Citation: Doherty AM, Lodge CJ, Dharmage SC, Dai X, Bode L and Lowe AJ (2018) Human Milk Oligosaccharides and Associations With Immune-Mediated Disease and Infection in Childhood: A Systematic Review. Front. Pediatr. 6:91. doi: 10.3389/fped.2018.00091

Received: 01 December 2017; Accepted: 23 March 2018;
Published: 20 April 2018

Edited by:

Daniel Munblit, I.M. Sechenov First Moscow State Medical University, Russia

Reviewed by:

Diego G. Peroni, Università degli Studi di Pisa, Italy
Antonio Condino-Neto, Universidade de São Paulo, Brazil
Magda Carneiro-Sampaio, Universidade de São Paulo, Brazil

Copyright: © 2018 Doherty, Lodge, Dharmage, Dai, Bode and Lowe.
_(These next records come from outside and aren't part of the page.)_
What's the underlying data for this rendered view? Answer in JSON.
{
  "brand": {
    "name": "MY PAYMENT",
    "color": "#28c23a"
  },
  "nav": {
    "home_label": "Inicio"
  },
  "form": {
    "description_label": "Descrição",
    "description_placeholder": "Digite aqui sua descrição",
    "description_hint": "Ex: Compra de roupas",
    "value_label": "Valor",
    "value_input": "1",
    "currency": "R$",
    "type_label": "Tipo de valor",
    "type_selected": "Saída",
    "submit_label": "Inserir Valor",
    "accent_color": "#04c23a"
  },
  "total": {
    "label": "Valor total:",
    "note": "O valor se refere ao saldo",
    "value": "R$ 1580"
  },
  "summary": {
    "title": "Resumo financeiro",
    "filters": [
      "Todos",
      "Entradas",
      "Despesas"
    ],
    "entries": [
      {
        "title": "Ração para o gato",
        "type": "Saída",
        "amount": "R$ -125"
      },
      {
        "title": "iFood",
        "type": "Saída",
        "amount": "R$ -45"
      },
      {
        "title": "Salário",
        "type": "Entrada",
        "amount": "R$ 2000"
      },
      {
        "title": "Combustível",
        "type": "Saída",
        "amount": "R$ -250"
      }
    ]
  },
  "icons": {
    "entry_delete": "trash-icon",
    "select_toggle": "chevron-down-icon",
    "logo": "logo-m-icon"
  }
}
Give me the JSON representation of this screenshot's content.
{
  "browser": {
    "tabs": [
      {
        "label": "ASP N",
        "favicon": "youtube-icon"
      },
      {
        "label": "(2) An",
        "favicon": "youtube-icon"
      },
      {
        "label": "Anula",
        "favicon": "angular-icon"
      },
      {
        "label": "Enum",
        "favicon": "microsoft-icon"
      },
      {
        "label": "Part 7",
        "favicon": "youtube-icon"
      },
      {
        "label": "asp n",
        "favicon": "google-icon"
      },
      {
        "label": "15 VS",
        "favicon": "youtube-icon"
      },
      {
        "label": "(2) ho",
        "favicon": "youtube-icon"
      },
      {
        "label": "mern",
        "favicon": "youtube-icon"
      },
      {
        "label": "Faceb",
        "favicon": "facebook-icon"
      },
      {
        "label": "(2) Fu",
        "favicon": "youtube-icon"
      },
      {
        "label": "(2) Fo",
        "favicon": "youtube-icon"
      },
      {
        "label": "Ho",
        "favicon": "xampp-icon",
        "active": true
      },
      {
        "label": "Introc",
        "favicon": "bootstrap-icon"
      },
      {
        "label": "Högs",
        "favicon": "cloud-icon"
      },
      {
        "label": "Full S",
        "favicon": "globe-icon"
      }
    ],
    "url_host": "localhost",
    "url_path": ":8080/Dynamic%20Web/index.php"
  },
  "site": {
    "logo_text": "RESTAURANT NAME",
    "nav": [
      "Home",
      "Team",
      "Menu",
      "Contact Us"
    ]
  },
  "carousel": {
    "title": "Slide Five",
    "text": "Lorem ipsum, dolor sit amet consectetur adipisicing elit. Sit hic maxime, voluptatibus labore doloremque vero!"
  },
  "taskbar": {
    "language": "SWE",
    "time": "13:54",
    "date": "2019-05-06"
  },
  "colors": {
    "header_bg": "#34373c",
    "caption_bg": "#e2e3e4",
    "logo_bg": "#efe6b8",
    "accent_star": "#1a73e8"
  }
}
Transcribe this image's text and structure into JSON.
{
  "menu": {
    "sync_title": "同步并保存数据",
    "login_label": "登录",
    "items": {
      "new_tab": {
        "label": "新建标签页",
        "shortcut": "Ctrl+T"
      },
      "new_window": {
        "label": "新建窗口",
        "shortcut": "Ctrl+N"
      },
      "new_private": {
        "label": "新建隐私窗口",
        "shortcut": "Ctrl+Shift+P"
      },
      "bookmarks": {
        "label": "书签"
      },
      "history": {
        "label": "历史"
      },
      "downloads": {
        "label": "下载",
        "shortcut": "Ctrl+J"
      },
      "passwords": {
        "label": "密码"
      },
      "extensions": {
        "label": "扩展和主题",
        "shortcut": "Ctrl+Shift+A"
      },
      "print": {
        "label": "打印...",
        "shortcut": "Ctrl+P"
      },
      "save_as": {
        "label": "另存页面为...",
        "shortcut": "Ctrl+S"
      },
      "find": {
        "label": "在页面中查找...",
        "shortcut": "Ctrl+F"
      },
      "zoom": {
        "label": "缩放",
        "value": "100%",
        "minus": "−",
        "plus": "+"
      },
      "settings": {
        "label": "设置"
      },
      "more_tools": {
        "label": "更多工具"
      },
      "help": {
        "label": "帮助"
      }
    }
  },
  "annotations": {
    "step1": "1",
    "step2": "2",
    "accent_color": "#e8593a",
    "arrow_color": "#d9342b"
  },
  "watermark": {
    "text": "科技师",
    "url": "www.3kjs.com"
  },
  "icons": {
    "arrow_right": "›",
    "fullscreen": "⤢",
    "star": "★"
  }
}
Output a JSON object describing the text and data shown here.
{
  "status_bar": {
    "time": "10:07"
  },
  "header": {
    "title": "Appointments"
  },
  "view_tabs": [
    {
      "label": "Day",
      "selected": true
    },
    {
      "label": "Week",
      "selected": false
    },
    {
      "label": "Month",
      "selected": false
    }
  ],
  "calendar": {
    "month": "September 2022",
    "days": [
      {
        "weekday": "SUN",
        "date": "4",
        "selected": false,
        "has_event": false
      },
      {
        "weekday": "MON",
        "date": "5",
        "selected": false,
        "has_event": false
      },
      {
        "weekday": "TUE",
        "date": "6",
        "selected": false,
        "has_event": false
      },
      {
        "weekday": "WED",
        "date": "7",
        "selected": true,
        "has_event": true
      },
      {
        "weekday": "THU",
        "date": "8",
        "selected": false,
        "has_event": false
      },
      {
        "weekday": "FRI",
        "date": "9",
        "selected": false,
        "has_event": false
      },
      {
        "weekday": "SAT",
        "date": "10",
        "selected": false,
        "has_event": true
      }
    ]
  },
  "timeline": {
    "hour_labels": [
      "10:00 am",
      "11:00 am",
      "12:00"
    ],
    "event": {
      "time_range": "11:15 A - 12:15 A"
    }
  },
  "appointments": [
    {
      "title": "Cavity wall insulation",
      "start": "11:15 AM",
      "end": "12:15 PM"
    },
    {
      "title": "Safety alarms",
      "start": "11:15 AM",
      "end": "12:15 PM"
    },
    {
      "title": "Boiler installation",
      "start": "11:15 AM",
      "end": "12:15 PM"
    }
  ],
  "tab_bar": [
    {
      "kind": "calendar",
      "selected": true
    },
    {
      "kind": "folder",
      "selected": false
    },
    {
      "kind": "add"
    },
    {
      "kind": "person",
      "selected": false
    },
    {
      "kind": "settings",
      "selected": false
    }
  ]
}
This is an open-access article distributed under the terms of the Creative Commons Attribution License (CC BY). The use, distribution or reproduction in other forums is permitted, provided the original author(s) and the copyright owner are credited and that the original publication in this journal is cited, in accordance with accepted academic practice. No use, distribution or reproduction is permitted which does not comply with these terms.

*Correspondence: Adrian J. Lowe,

Equal senior authors.